Updates from the Andean Chocó
For those of you who don't follow us on our social media accounts, it's been quite a while since you've last heard from us. So here are a few updates about the most important things that have happened at Un poco del Chocó in 2021. Our personal highlights definitely were to get vaccinated in the summer and to be able to work with students again. It can be quite lonely in our green paradise without visitors! Things are slowly getting back to normal and we are very grateful for all the support we had throughout the rough times of the pandemic. A big thank you again to all of you who have helped us stay afloat!
More solar panels
We couldn't quite believe it ourselves, when the government started to install solar power units in our area at the beginning of 2021. Since we bought our little forest, there was always the plan to get connected to the power grid but, as you might know, this hasn't happened yet. There had been rumors before about an alternative project to supply the rural area with photovoltaic systems and finally it became a reality. So we were extremely happy when additional systems were installed at both our home and the station house. The new systems are only for a minimum supply, but we are happy about every extra kW we can get. Especially in the cloudy rainy season these new systems have been a blessing.

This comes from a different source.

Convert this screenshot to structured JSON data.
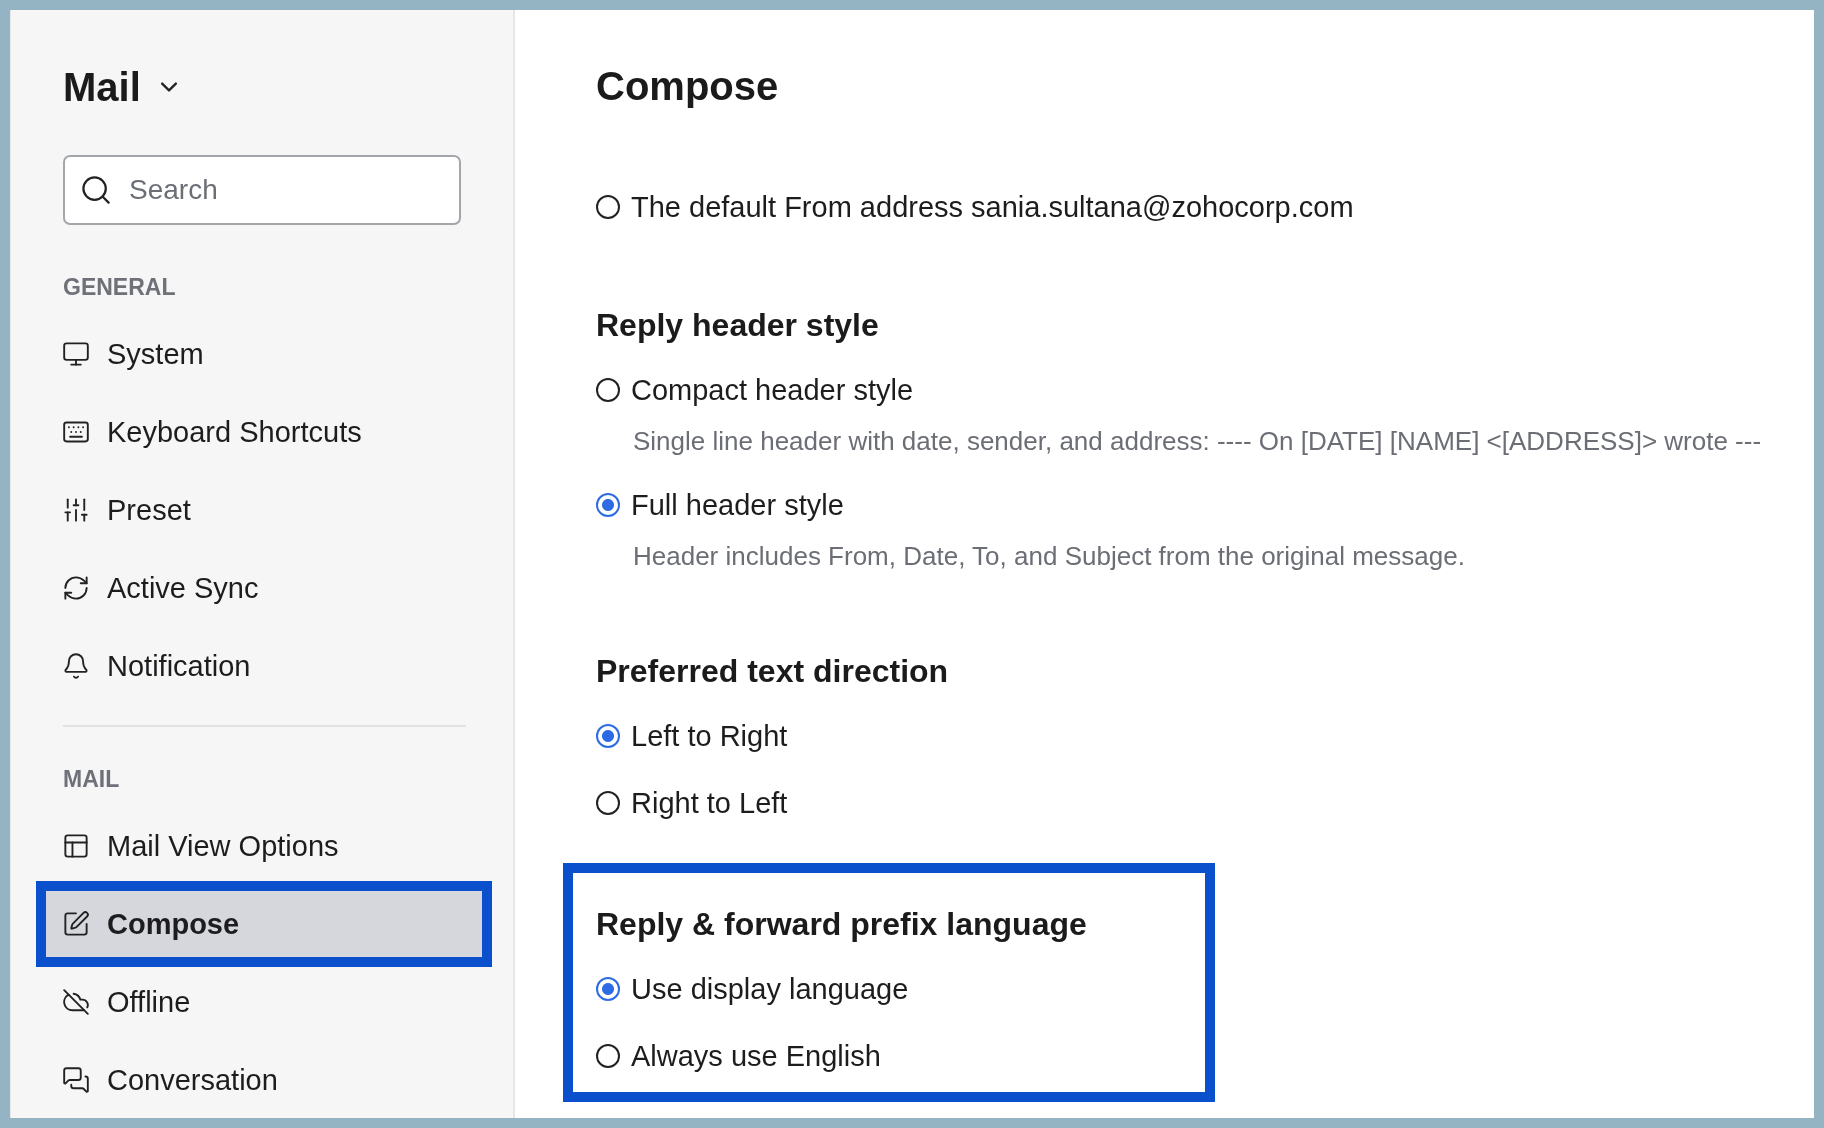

We are now part of a network of climate monitoring stations of the Andean Chocó Biosphere Reserve. In March we got a new weather station installed on our roof. We already had a simple home weather station before, but the new station is quite an upgrade as it's directly uploading all the data into a cloud and joined platform. It's become a very nice tool to monitor the weather in our region and very useful for some of our research projects. If you'd like to check out our current or past weather at the reserve, you can look it up here!
Webinar for IBP
In July I gave a webinar for the Institute of Bird Populations. As we are collaborating with their MoSI program (Monitoring of Overwinter Survival), I was invited to present our bird banding and monitoring work in the reserve. If you'd like to learn more about our avian research program, you can watch the video on YouTube or on the IBP website where you can find more presentations about avian monitoring projects, molt and ageing techniques, and the general work of this wonderful organization.
New students, new projects
In the second half of the year, finally we received some new interns, bachelor and PhD students. Since March 2020 we had only hosted two interns, so we were extremely happy to start working with students again after such a long year. During the summer, three PhD students from different US universities started their field work in the reserve. Of course, on bird-related topics! So I got involved with their work and actually learned some new skills, such as taking blood samples from birds or applying radio-frequency tags. I am sure there is more to come in the next few years from these new collaborations. In the last three months of 2021, we hosted three bachelor students for their thesis work in the reserve. Two of them worked on topics related to my PhD research on avian life cycle phenology, looking into feather growth rates and food niche affiliation.
Felines roaming through the forest
With new interns we also started monitoring our reserve's trails again for mammal activity. To our delight there was a lot of activity of felines and we recorded three puma sightings, several ocelots and oncillas. Here is a short summary of some of the sightings. Unfortunately the puma footage was quite blurry, so we didn't include it.